The Mayo Clinic describes second impact syndrome (SIS) as a complication arising from a concussion. It occurs when someone experiences a second concussion prior to fully recovering from the first. With SIS, “typically fatal brain swelling” occurs.
When a concussion takes place, the levels of various chemicals in the brain are changed. Recovery fully from a concussion is highly variable and depends on both the nature of the injury and the patient involved. Athletes who have had a concussion should not return to sports while symptoms persist and until they receive clearance from an appropriately trained healthcare professional.
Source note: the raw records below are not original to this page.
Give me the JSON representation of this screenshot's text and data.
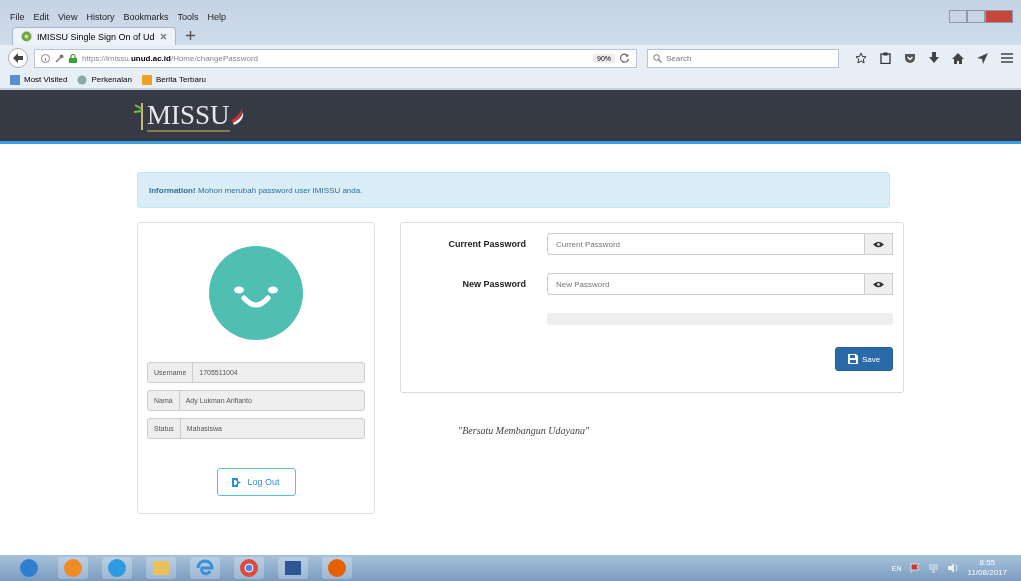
{
  "browser": {
    "menu": [
      "File",
      "Edit",
      "View",
      "History",
      "Bookmarks",
      "Tools",
      "Help"
    ],
    "tabs": [
      {
        "title": "IMISSU Single Sign On of Ud",
        "selected": true
      }
    ],
    "url": {
      "host_pre": "https://imissu.",
      "host": "unud.ac.id",
      "path": "/Home/changePassword"
    },
    "zoom": "90%",
    "search": {
      "placeholder": "Search"
    },
    "bookmarks": [
      {
        "label": "Most Visited",
        "kind": "page"
      },
      {
        "label": "Perkenalan",
        "kind": "globe"
      },
      {
        "label": "Berita Terbaru",
        "kind": "feed"
      }
    ]
  },
  "site": {
    "logo": "MISSU"
  },
  "alert": {
    "title": "Information!",
    "text": "Mohon merubah password user IMISSU anda."
  },
  "profile": {
    "fields": [
      {
        "label": "Username",
        "value": "1705511004"
      },
      {
        "label": "Nama",
        "value": "Ady Lukman Arifianto"
      },
      {
        "label": "Status",
        "value": "Mahasiswa"
      }
    ],
    "logout": "Log Out"
  },
  "form": {
    "fields": [
      {
        "label": "Current Password",
        "placeholder": "Current Password"
      },
      {
        "label": "New Password",
        "placeholder": "New Password"
      }
    ],
    "save": "Save"
  },
  "motto": "\"Bersatu Membangun Udayana\"",
  "taskbar": {
    "apps": [
      {
        "kind": "start"
      },
      {
        "kind": "media"
      },
      {
        "kind": "update"
      },
      {
        "kind": "folder"
      },
      {
        "kind": "ie"
      },
      {
        "kind": "chrome"
      },
      {
        "kind": "word"
      },
      {
        "kind": "firefox"
      }
    ],
    "language": "EN",
    "time": "8:55",
    "date": "11/08/2017"
  }
}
It takes at least one week for the chemical levels in the brain to return to normal after a concussion.
NHL star Sidney Crosby learned a lot about concussions first-hand. While playing with the Pittsburgh Penguins in January 2011, he received a concussion. He suffered from a second one only four days later. It took him 11 months to fully recover. Crosby said, “With concussions there is not generally a time frame or a span where you’re feeling better. You feel like you’re getting better and it can be one day and you’re back to where you started. It’s a frustrating injury.” It wasn’t until he was treated by chiropractic clinical neurologist, Ted Carrick, DC, that Crosby recovered from all his symptoms.
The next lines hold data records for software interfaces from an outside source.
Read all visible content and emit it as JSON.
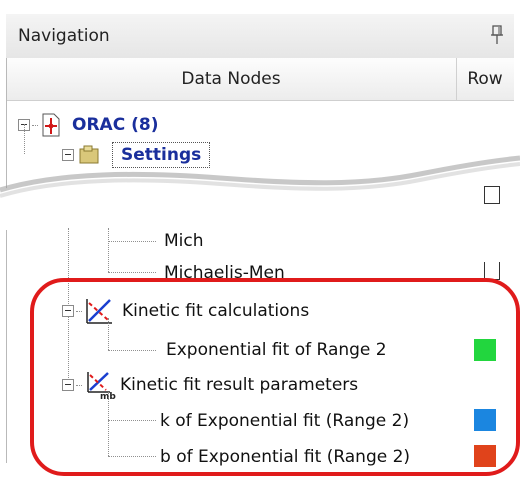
{
  "panel": {
    "title": "Navigation"
  },
  "columns": {
    "data_nodes": "Data Nodes",
    "row": "Row"
  },
  "tree": {
    "root_label": "ORAC (8)",
    "settings_label": "Settings",
    "mich_partial_1": "Mich",
    "mich_partial_2": "Michaelis-Men",
    "kinetic_calc": "Kinetic fit calculations",
    "exp_fit": "Exponential fit of Range 2",
    "kinetic_params": "Kinetic fit result parameters",
    "k_param": "k of Exponential fit (Range 2)",
    "b_param": "b of Exponential fit (Range 2)"
  },
  "colors": {
    "exp_fit_swatch": "#22d63e",
    "k_swatch": "#1b86e0",
    "b_swatch": "#e0431b",
    "highlight": "#e01b1b"
  },
  "icons": [
    "pin-icon",
    "orac-icon",
    "settings-icon",
    "kinetic-fit-icon",
    "kinetic-params-icon"
  ]
}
Even the mildest of concussions can lead to second impact syndrome, because it’s not the strength of the impact that is the greatest danger. An impact of any force while the brain is still recovering can result in the catastrophic swelling attributed to the syndrome. Most cases of SIS occur in children and adolescents who are thought to be the most susceptible.
If you are an athlete, the first step in preventing head injuries is to wear appropriate safety equipment for the sport you are playing. A helmet is essential for activities like football, baseball and cycling. Players, parents and coaches need to recognize that even helmets, good supervision, on-field awareness and expert training are no guarantee against concussions.
There are three additional steps to protect young athletes from SIS:
- Requiring responsible adults to receive concussion-awareness training so that they can recognize the signs of a potential concussion.
- Requiring officials, coaches and managers to remove injured players from the field when a concussion is suspected.
- Requiring the approval of an appropriately trained healthcare professional before allowing any athlete with a suspected/actual concussion to return to sports-related activities.
Finally, it is a good idea for athletes to obtain a baseline neurological examination to assess their physical and functional health. This “pre-injury” workup should be part of your training regimen. Not only will an examination help you identify weak areas for training, it will also provide valuable information should you ever have an injury. For serious athletes we recommend an examination every 6 months to identify and correct problems before they get out of hand. We can provide baseline neurological examinations. Call today!